<<<<

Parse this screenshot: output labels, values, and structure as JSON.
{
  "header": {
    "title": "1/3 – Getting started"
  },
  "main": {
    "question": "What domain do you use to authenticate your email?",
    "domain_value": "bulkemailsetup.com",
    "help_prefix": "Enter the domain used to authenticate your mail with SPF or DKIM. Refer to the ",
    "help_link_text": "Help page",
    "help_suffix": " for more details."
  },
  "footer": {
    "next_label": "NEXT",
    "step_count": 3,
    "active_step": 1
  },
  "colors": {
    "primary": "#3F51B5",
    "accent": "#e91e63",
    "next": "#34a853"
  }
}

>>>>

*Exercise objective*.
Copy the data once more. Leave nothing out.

*Expected output*.
Parse this screenshot: output labels, values, and structure as JSON.
{
  "header": {
    "title": "1/3 – Getting started"
  },
  "main": {
    "question": "What domain do you use to authenticate your email?",
    "domain_value": "bulkemailsetup.com",
    "help_prefix": "Enter the domain used to authenticate your mail with SPF or DKIM. Refer to the ",
    "help_link_text": "Help page",
    "help_suffix": " for more details."
  },
  "footer": {
    "next_label": "NEXT",
    "step_count": 3,
    "active_step": 1
  },
  "colors": {
    "primary": "#3F51B5",
    "accent": "#e91e63",
    "next": "#34a853"
  }
}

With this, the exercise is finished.